Attachment is also fostered by behavior matching, awareness of voice quality and tone, and playful interactions. My favorite way to empower parents to use these skills and build more is something traditionally called Special Playtime. Special playtime is a chance for you to focus on your child’s good behaviors and build a strong, nurturing relationship. You can use the time to actively listen and practice praising, imitating, and describing your child’s behavior. The more you practice the skills, the easier it is to use them in everyday situations. This time is purposeful in your planning and activities. You want to use toys and activities that create connection, instead of parallel activity such as video games or electronics. Ideas for toys include, blocks, art supplies, toys that call for imagination (action figures, dolls). It is helpful to have a selection with multiplies so, for example, if your child chooses to play with the cars you can also have a car to play with to match the child’s play. Special playtime does not include sharing attention with others, multi-tasking, your phone or work, running errands, going to the park or shopping. This time is typically spent in your home, beginning at 5-10 minutes a day and increase to 20 minutes or more as you, the parent, build your own skill set of using praise, description, imitation, and active listening.

Tips for Special Playtime

Be consistent. Try to make special playtime with your child happen at the same time each day. Be predictable and consistent. Even if your child has had a bad day, keep the special playtime. Connection to each other should not be treated as a privilege. It is a great way to show your child that you always love them . Allow your child to lead the play activity. Young children are told what to do all day. They have few chances to take the lead. If they are given time each day when they get to know the most about the activity and make the decisions, it will help them feel more independent and build confidence. Praise your child’s good behaviors. Make the praise specific, so your child knows exactly what you like. Imitate your child’s behavior. Copy or mimic things your child does or things she says. Play with the same or a similar toy and attempt to use the toy like your child is using it. When you imitate your child’s behavior, your child will do those behaviors more often. Describe what your child is doing. Talk in as much detail as possible about what your child is doing. This is similar to the way a sports reporter or commentator might describe what is going on to someone who can’t see the action. This shows your child you are interested in what she is doing and giving her your full attention. Reflect your child’s words and emotions. Reflect or repeat back what your child says. Watch her behavior and reflect what you think she is feeling. When you reflect your child’s words and feelings, you show her you are actively listening and help her understand and deal with her feelings. Limit questions during special playtime. When we ask questions, we lead the conversation. Our questions may also suggest that we are not really paying attention or that we disagree with what our child is doing. For example, asking, “Wouldn’t you rather play with the blocks?” suggests you do not want to play with the toy your child has chosen. Asking “Why are you doing that?” suggests that your child is doing something wrong. Limit directions during special playtime. Directions tell your child what to do or guide her activities. Directions take the lead away from your child. Remember, the child should be in the lead during special playtime. If the child does what you tell her to do, she is not making the decisions about the special playtime activity. Ignore minor misbehaviors during special playtime. Ignore minor challenging behaviors like whining that happen during special playtime. If your child is doing something dangerous or destructive, stop the behavior immediately and use a consequence like distraction or removal of a privilege.

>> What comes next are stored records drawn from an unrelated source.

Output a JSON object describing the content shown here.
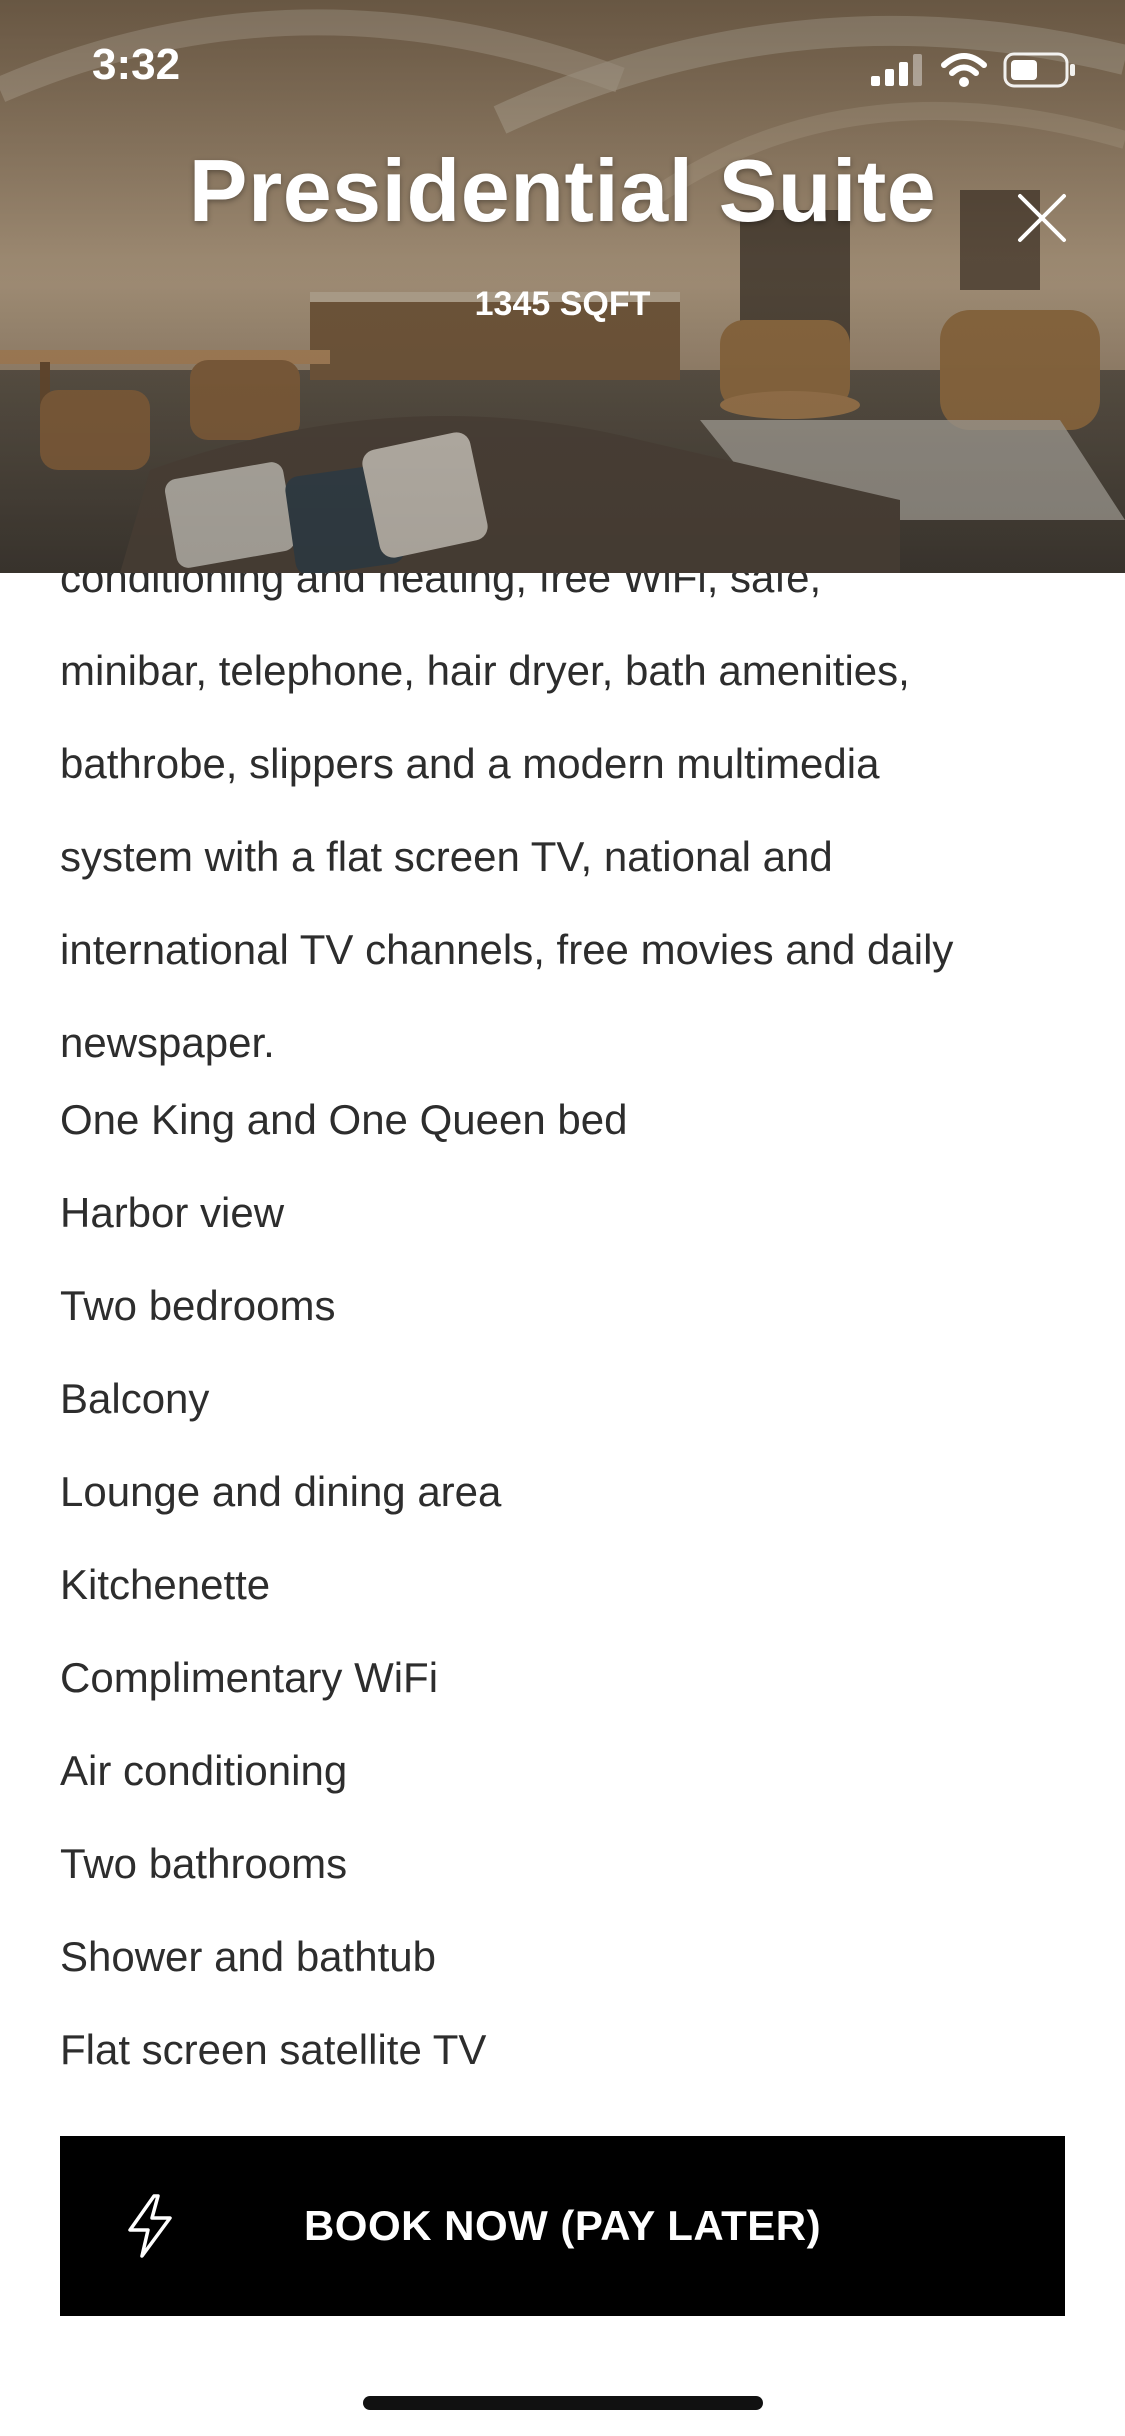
{
  "status_bar": {
    "time": "3:32",
    "icons": [
      "signal-icon",
      "wifi-icon",
      "battery-icon"
    ]
  },
  "header": {
    "title": "Presidential Suite",
    "subtitle": "1345 SQFT",
    "close_icon": "close-icon"
  },
  "description_lines": [
    "conditioning and heating, free WiFi, safe,",
    "minibar, telephone, hair dryer, bath amenities,",
    "bathrobe, slippers and a modern multimedia",
    "system with a flat screen TV, national and",
    "international TV channels, free movies and daily",
    "newspaper."
  ],
  "amenities": [
    "One King and One Queen bed",
    "Harbor view",
    "Two bedrooms",
    "Balcony",
    "Lounge and dining area",
    "Kitchenette",
    "Complimentary WiFi",
    "Air conditioning",
    "Two bathrooms",
    "Shower and bathtub",
    "Flat screen satellite TV"
  ],
  "cta": {
    "label": "BOOK NOW (PAY LATER)",
    "icon": "lightning-bolt-icon",
    "background": "#000000",
    "text_color": "#ffffff"
  }
}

Want to Learn More?

For more concreate and personalized tips, we would love to have you join us for our next Trust Based Relational Intervention® workshop to enhance your relationship with your child and yourself! also, read Part 1 of this blog. Resources:
  • The Connected Child: Bring Hope and Healing to Your Adoptive Family (2007) By Karyn Purvis, David Cross, and Wendy Sunshine
  • Parenting from the Inside Out by Dan Siegel